Rick Santorum: Senator Santorum was asked perhaps three, maybe four question during the entire two-hour debate. It was poorly moderated by Wolf Blitzer. That said he gave solid answers as this is an area of strength for him. Regarding the profiling question he pointed to what the Israelis do that makes sense in trying to eliminate threats – “We should be trying to find the bomber, not the bomb.” He reiterated that we are at war, and reminded those watching of what Lincoln had to do during the Civil War. He made a great point that Islamic terrorists just want to wait us out. I think his comment about agreeing with Ron Paul fell flat, but the point he was making was good. We are not fighting a war on terror, we’re fighting a war on radical Islam.
I feel Senator Santorum missed an opportunity when discussing foreign aid. Instead saying he is in favor of sending aid to Africa he should have spelled out what criteria their should be and how he would work to make sure the aid was received by those it was intended for. He did point out that it should go to those who would be our friends, so he doesn’t favor sending aid to those who are hostile to us. He answer about the future threat in Central and South America with the growing socialist movement was excellent.
Winner: Mitt Romney and Michele Bachmann – Romney had a solid debate, no gaffes, and demonstrated a good handle on the subject matter. Bachmann didn’t “wow” me, but it was solid and she came across as capable and knowledgeable. Also AEI and Heritage staff are winners for asking excellent questions.

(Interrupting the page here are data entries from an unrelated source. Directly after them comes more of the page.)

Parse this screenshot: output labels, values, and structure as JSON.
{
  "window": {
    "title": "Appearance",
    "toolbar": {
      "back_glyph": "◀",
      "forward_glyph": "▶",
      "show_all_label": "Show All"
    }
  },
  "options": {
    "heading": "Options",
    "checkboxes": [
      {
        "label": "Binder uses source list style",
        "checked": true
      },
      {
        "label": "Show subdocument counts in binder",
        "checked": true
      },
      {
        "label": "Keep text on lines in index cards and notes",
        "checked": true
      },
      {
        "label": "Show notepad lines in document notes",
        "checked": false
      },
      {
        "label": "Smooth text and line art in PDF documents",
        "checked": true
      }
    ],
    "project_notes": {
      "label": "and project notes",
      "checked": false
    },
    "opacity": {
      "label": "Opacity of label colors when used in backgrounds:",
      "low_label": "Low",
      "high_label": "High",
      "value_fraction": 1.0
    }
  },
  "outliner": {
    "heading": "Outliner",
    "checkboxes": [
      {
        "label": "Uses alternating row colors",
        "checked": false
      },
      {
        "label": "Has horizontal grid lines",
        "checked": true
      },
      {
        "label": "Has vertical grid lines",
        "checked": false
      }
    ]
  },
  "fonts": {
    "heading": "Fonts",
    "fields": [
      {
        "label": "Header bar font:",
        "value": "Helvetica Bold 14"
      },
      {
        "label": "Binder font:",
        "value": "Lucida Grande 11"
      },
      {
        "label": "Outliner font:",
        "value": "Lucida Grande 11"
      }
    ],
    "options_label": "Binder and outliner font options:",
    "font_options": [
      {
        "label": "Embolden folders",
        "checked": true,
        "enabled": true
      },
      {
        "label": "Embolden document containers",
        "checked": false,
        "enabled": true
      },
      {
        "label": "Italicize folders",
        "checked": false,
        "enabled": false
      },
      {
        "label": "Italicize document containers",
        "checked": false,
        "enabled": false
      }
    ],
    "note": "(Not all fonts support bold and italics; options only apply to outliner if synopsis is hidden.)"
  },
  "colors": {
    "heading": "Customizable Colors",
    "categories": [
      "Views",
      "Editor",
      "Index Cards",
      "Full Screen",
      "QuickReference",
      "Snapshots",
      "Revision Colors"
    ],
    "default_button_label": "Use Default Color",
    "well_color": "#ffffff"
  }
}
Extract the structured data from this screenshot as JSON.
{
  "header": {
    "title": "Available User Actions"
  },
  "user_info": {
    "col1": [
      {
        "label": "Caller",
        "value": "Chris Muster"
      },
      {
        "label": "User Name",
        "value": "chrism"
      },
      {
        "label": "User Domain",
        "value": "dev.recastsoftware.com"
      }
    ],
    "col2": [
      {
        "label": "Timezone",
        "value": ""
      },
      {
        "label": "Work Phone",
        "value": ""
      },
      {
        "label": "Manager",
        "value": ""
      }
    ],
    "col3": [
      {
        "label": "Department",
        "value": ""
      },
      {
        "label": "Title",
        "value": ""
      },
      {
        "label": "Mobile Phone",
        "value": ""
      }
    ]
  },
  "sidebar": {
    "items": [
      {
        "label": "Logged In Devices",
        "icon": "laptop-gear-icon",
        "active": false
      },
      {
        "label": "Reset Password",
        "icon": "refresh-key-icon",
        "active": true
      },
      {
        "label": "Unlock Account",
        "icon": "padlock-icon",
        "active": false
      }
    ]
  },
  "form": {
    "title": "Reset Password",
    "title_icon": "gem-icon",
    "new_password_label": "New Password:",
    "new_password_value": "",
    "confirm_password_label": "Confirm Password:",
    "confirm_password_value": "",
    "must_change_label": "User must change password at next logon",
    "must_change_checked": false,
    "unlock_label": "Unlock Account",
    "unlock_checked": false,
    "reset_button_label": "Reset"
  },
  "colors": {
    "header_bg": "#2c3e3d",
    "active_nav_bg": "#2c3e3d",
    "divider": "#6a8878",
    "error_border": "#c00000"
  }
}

Honorable Mention: Rick Santorum – Santorum also could be in the winner’s column, but being asked so few questions makes it difficult for me to do so. This is an area of strength for him so I’m disappointed that he was practically ignored most of the evening.
Mixed Bag: Newt Gingrich – if it weren’t the immigration segment he would have won outright. He provided definitely more substance than Romney. If it weren’t for the substance however I would consider him a loser for the immigration segment because his “pro-amnesty” position is all anyone will really remember. We’ll see how this debate impacts him.
Losers: Wolf Blitzer and CNN – lousy job moderating and spreading the questions around. Allowed too much back and forth. Ron Paul, Herman Cain, Jon Huntsman, and Rick Perry – none are prepared to be Commander-in-Chief in my estimation.